### Try it
The expected reply is all of the data, returned exactly.

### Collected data
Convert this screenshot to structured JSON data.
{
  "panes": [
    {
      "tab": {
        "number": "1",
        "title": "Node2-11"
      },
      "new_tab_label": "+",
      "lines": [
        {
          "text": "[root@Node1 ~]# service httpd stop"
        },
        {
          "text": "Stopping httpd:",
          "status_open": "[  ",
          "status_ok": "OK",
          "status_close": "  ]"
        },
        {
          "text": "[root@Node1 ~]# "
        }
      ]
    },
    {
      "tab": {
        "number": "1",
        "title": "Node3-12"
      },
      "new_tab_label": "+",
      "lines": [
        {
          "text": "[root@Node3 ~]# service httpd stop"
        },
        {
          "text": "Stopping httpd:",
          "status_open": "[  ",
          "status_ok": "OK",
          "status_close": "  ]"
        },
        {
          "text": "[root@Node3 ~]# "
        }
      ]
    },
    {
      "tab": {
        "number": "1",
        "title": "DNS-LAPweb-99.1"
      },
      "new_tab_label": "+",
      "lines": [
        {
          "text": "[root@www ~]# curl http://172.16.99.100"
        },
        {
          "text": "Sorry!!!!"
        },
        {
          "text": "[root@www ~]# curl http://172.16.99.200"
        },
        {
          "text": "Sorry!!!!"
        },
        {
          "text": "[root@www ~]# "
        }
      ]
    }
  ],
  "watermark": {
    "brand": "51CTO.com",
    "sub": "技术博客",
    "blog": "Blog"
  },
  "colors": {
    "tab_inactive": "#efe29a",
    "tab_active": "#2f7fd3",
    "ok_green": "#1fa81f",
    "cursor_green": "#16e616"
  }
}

### Solution for this exercise
Convert this screenshot to structured JSON data.
{
  "panes": [
    {
      "tab": {
        "number": "1",
        "title": "Node2-11"
      },
      "new_tab_label": "+",
      "lines": [
        {
          "text": "[root@Node1 ~]# service httpd stop"
        },
        {
          "text": "Stopping httpd:",
          "status_open": "[  ",
          "status_ok": "OK",
          "status_close": "  ]"
        },
        {
          "text": "[root@Node1 ~]# "
        }
      ]
    },
    {
      "tab": {
        "number": "1",
        "title": "Node3-12"
      },
      "new_tab_label": "+",
      "lines": [
        {
          "text": "[root@Node3 ~]# service httpd stop"
        },
        {
          "text": "Stopping httpd:",
          "status_open": "[  ",
          "status_ok": "OK",
          "status_close": "  ]"
        },
        {
          "text": "[root@Node3 ~]# "
        }
      ]
    },
    {
      "tab": {
        "number": "1",
        "title": "DNS-LAPweb-99.1"
      },
      "new_tab_label": "+",
      "lines": [
        {
          "text": "[root@www ~]# curl http://172.16.99.100"
        },
        {
          "text": "Sorry!!!!"
        },
        {
          "text": "[root@www ~]# curl http://172.16.99.200"
        },
        {
          "text": "Sorry!!!!"
        },
        {
          "text": "[root@www ~]# "
        }
      ]
    }
  ],
  "watermark": {
    "brand": "51CTO.com",
    "sub": "技术博客",
    "blog": "Blog"
  },
  "colors": {
    "tab_inactive": "#efe29a",
    "tab_active": "#2f7fd3",
    "ok_green": "#1fa81f",
    "cursor_green": "#16e616"
  }
}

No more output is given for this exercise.